PROBLEM:
In the records that follow, how many lines contain the word "Finder"? Give only that figure.

SUPPLIED ENTRIES:
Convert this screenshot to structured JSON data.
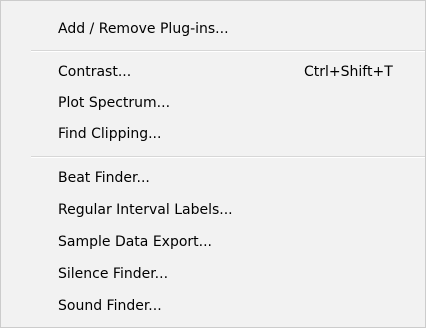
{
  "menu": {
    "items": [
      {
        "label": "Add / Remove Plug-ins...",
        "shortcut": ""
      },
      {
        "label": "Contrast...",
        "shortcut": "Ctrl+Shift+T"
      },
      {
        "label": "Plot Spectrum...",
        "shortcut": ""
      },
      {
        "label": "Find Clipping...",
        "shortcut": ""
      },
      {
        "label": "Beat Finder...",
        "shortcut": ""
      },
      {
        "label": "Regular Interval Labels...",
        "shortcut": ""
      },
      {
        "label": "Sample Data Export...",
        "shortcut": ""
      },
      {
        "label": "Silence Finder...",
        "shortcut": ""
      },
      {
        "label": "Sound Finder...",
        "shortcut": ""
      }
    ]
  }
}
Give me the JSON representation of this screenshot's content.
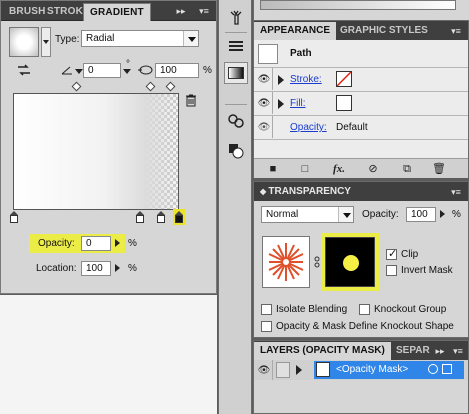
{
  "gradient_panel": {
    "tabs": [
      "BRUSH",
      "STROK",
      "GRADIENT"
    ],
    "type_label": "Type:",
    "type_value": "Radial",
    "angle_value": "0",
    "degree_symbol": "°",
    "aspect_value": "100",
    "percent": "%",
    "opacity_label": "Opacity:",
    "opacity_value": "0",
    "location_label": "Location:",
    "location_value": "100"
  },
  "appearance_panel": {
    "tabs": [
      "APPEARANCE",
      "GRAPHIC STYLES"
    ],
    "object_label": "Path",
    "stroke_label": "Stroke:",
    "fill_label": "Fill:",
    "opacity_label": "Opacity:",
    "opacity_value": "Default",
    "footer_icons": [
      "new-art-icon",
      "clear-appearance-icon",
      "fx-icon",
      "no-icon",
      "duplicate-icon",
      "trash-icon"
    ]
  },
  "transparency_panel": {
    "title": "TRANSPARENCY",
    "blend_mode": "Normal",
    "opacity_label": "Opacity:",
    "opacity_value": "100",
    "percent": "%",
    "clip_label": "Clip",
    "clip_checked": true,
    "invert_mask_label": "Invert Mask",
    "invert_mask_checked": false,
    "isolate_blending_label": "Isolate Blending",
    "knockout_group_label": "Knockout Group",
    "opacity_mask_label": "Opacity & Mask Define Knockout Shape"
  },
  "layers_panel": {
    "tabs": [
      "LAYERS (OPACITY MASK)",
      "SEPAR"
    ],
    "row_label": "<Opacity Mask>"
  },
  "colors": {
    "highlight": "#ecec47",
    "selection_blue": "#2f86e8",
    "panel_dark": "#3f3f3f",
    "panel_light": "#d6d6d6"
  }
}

ANSWER FOR THE TASK:
3